**ACTIVITY**
The response should consist of the records that follow, printed exactly.

**EXERCISE MATERIALS**
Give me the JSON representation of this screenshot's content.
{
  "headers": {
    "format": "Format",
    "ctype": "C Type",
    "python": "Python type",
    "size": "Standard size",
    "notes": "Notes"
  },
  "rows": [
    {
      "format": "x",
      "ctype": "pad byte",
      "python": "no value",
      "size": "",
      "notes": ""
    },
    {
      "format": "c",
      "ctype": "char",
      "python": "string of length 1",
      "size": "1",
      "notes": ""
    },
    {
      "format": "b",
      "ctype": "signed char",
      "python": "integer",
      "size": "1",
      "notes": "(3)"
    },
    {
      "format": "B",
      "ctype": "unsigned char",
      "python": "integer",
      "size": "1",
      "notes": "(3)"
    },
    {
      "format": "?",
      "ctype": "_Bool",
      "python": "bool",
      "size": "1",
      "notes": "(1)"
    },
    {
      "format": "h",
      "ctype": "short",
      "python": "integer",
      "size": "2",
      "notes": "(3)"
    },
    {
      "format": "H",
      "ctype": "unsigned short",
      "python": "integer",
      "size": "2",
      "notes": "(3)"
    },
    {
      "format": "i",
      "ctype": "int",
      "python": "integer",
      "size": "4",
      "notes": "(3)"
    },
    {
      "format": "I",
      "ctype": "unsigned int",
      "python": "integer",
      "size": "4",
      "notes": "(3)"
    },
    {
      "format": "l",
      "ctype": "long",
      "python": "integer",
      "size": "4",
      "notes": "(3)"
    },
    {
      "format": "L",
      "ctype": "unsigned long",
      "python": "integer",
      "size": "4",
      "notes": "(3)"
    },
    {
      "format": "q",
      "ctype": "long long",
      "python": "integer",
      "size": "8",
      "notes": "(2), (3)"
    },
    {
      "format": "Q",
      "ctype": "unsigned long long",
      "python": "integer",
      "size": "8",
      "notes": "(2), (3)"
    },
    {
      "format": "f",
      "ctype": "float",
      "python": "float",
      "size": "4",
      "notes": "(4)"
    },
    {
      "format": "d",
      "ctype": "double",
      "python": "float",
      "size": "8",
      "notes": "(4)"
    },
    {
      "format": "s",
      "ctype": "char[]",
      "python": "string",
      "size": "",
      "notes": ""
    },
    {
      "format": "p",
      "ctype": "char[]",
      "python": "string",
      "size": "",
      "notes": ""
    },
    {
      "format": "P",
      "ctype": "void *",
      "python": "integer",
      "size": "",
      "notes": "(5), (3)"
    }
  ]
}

**SOLUTION BELOW**
Give me the JSON representation of this screenshot's content.
{
  "headers": {
    "format": "Format",
    "ctype": "C Type",
    "python": "Python type",
    "size": "Standard size",
    "notes": "Notes"
  },
  "rows": [
    {
      "format": "x",
      "ctype": "pad byte",
      "python": "no value",
      "size": "",
      "notes": ""
    },
    {
      "format": "c",
      "ctype": "char",
      "python": "string of length 1",
      "size": "1",
      "notes": ""
    },
    {
      "format": "b",
      "ctype": "signed char",
      "python": "integer",
      "size": "1",
      "notes": "(3)"
    },
    {
      "format": "B",
      "ctype": "unsigned char",
      "python": "integer",
      "size": "1",
      "notes": "(3)"
    },
    {
      "format": "?",
      "ctype": "_Bool",
      "python": "bool",
      "size": "1",
      "notes": "(1)"
    },
    {
      "format": "h",
      "ctype": "short",
      "python": "integer",
      "size": "2",
      "notes": "(3)"
    },
    {
      "format": "H",
      "ctype": "unsigned short",
      "python": "integer",
      "size": "2",
      "notes": "(3)"
    },
    {
      "format": "i",
      "ctype": "int",
      "python": "integer",
      "size": "4",
      "notes": "(3)"
    },
    {
      "format": "I",
      "ctype": "unsigned int",
      "python": "integer",
      "size": "4",
      "notes": "(3)"
    },
    {
      "format": "l",
      "ctype": "long",
      "python": "integer",
      "size": "4",
      "notes": "(3)"
    },
    {
      "format": "L",
      "ctype": "unsigned long",
      "python": "integer",
      "size": "4",
      "notes": "(3)"
    },
    {
      "format": "q",
      "ctype": "long long",
      "python": "integer",
      "size": "8",
      "notes": "(2), (3)"
    },
    {
      "format": "Q",
      "ctype": "unsigned long long",
      "python": "integer",
      "size": "8",
      "notes": "(2), (3)"
    },
    {
      "format": "f",
      "ctype": "float",
      "python": "float",
      "size": "4",
      "notes": "(4)"
    },
    {
      "format": "d",
      "ctype": "double",
      "python": "float",
      "size": "8",
      "notes": "(4)"
    },
    {
      "format": "s",
      "ctype": "char[]",
      "python": "string",
      "size": "",
      "notes": ""
    },
    {
      "format": "p",
      "ctype": "char[]",
      "python": "string",
      "size": "",
      "notes": ""
    },
    {
      "format": "P",
      "ctype": "void *",
      "python": "integer",
      "size": "",
      "notes": "(5), (3)"
    }
  ]
}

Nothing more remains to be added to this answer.